As an unsmiling Timothy J. McVeigh faced jurors for a final time before they began considering his fate on Friday, he knew he had received the best defense that taxpayer dollars could buy.
“He feels good,” Stephen Jones, McVeigh’s court-appointed defense attorney, said afterward.
The American public should feel good, too, about money well spent, other lawyers and legal observers said. Regardless of the outcome in the case, the defense team’s ability to keep up with the government’s massive investigation into the Oklahoma City bombing should allow confidence in the verdict.
“This was the most outrageous, most public murder case in history, and the money spent to defend Tim McVeigh means no one can say he was discriminated against,” said Garvin Isaacs, a defense lawyer in Oklahoma City.
Still, some victims of the blast that killed 168 and injured hundreds on April 19, 1995, resent the huge expenditures. The trial was transferred from Oklahoma City to get a more impartial jury pool, and most relatives and victims have had to pay their way to Denver.
Dr. Paul Heath, president of the Oklahoma City Murrah Building Survivors Association, said he found it ironic that the same government that McVeigh allegedly hated enough to murder innocent people then paid to defend him.
Just how much money has gone toward prosecuting and defending McVeigh is unclear, because U.S. District Judge Richard P. Matsch has refused to disclose the amounts. Estimates start at $30 million for the government, $10 million for the defense - far more than is typically spent in a capital murder case.
What is known is that Matsch has allowed Jones to assemble a 14-member team of lawyers backed by six other lawyers and a small support staff. Since January, when Jones relocated most of his office from Enid, Okla., the government has paid the rent on the team’s offices, as well as for its meals and hotels. Jones and three other lawyers earn $125 an hour; while some earn as little as $10 an hour, most of the others are paid $55 to $85 an hour.
It’s a deal few murder defendants get.
Scott Wallace, director of defender services at the National Legal Aid and Defender Association in Washington, noted that 99 percent of all murder cases are tried at the local level and that state or county caps for court-appointed attorneys can be as low as $1,000 a case.

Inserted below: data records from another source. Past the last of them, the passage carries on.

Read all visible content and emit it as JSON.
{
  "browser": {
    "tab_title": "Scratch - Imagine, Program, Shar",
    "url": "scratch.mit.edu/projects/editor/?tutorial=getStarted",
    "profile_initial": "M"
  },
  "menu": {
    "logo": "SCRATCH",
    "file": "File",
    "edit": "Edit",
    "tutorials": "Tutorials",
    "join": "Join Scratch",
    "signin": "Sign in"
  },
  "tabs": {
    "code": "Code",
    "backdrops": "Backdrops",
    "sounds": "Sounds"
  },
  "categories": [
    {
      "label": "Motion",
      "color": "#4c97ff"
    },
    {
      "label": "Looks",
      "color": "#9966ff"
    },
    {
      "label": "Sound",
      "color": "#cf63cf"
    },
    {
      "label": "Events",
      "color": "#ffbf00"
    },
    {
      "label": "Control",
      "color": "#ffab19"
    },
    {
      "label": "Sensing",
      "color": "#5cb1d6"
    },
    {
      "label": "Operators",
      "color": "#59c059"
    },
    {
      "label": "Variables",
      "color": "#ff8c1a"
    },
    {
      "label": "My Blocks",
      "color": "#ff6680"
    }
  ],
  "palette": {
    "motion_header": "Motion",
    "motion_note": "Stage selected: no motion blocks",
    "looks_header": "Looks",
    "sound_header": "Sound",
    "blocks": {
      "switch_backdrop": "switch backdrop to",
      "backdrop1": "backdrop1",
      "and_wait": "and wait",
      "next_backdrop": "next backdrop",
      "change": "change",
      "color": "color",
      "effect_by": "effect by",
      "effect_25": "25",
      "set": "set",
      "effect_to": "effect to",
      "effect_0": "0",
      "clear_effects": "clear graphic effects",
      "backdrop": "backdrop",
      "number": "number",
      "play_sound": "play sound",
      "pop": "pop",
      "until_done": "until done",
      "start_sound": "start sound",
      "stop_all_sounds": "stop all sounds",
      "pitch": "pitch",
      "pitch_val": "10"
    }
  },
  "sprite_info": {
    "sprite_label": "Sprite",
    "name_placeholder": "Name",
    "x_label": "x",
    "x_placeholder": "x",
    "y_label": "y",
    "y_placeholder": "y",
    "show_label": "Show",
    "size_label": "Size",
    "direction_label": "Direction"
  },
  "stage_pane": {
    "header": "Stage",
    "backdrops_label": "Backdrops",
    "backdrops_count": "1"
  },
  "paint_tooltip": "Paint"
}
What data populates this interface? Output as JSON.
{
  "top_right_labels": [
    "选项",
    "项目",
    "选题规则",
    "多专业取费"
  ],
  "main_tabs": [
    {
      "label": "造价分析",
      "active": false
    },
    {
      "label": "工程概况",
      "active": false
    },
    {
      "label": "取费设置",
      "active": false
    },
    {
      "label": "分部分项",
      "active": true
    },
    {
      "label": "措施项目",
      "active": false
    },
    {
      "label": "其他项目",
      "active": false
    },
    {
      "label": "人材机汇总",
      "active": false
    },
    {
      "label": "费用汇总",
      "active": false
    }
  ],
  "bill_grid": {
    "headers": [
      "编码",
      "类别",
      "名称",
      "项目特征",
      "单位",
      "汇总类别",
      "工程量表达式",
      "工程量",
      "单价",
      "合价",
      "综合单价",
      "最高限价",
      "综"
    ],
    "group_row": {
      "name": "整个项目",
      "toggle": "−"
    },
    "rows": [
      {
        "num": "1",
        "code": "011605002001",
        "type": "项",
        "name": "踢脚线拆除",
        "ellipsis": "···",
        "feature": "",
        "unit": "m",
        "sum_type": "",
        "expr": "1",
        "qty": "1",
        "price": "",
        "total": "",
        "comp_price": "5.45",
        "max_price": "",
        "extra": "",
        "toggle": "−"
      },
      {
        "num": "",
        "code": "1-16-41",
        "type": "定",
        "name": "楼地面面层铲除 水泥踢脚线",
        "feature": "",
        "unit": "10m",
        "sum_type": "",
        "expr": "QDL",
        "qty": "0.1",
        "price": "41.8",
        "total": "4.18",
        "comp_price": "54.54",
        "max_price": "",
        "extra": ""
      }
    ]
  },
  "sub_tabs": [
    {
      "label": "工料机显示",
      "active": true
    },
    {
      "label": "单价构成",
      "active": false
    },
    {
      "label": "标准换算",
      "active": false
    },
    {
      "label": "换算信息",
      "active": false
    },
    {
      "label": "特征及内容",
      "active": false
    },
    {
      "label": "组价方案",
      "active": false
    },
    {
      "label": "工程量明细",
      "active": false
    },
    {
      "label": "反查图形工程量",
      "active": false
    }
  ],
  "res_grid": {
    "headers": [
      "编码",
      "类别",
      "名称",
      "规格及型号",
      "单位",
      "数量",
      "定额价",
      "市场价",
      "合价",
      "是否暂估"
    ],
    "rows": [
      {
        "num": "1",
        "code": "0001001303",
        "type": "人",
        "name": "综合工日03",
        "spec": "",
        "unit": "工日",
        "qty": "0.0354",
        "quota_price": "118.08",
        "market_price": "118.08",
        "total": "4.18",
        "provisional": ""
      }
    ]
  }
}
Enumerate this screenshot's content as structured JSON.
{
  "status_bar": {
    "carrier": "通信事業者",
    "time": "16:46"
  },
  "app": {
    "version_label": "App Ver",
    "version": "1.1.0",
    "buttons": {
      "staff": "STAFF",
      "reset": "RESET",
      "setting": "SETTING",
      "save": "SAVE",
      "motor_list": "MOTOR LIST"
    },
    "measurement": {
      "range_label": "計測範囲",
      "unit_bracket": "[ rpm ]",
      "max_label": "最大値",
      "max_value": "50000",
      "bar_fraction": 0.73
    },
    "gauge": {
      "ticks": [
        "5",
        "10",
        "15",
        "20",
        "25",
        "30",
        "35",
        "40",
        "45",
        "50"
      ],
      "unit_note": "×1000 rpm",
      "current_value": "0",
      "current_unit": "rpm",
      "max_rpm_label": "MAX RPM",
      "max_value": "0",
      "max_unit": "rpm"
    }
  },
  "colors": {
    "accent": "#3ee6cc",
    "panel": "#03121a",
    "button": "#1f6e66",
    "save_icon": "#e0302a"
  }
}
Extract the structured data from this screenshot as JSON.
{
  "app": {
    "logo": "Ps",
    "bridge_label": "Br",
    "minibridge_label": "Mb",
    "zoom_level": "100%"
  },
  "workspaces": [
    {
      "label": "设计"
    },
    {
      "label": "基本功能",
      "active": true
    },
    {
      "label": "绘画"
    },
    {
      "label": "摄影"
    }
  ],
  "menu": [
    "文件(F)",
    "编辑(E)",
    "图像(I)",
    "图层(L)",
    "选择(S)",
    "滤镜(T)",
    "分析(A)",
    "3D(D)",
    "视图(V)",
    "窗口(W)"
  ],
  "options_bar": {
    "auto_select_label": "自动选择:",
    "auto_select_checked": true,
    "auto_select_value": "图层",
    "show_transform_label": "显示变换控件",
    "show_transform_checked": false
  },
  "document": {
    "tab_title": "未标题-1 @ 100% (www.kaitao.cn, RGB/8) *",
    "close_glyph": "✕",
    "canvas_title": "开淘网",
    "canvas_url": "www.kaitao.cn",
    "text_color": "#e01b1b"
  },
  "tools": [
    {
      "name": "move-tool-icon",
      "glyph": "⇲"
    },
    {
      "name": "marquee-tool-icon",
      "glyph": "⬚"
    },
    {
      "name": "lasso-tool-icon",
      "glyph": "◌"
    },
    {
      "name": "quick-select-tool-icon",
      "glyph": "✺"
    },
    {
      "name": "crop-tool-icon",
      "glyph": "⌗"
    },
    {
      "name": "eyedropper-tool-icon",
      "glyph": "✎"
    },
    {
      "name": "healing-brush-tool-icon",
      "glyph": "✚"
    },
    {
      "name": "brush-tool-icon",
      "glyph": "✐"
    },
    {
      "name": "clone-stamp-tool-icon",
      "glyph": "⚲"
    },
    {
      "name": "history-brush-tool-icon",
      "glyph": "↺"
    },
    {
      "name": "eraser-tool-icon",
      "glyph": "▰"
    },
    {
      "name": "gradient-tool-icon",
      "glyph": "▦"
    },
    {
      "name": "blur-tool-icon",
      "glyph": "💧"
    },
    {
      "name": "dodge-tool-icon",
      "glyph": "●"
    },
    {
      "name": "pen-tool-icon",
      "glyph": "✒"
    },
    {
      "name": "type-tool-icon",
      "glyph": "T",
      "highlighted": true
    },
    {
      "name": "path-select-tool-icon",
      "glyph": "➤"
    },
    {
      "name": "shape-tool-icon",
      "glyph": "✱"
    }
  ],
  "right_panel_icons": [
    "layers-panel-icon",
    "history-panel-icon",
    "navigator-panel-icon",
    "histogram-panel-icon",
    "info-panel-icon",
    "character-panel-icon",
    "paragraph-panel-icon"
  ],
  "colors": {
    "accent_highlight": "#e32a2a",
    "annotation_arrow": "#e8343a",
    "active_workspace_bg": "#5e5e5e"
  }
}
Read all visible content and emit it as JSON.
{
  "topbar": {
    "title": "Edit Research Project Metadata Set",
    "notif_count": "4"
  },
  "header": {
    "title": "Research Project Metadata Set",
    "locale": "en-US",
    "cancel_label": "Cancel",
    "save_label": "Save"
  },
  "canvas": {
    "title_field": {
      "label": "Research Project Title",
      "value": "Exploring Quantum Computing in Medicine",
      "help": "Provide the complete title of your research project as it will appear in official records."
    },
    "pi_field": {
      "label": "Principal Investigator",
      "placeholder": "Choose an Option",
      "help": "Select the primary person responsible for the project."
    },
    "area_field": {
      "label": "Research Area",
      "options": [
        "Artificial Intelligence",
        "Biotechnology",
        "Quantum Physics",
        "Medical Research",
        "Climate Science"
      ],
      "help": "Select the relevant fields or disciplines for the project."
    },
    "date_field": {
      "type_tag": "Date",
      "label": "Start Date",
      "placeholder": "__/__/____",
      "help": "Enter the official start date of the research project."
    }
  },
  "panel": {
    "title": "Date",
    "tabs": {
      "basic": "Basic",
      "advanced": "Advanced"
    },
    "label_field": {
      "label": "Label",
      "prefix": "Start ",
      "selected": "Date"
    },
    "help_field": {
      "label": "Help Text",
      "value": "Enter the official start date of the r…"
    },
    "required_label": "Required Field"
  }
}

With murder cases taking an average of 500 hours to prepare, he added, that works out to $2 an hour for the attorney.
“Lawyers are either getting massively under-compensated or taking these cases pro bono, which means that murder cases are attracting a bunch of saints or hacks who are willing to do it for rock-bottom prices by spending less time than they ought to preparing,” Wallace said.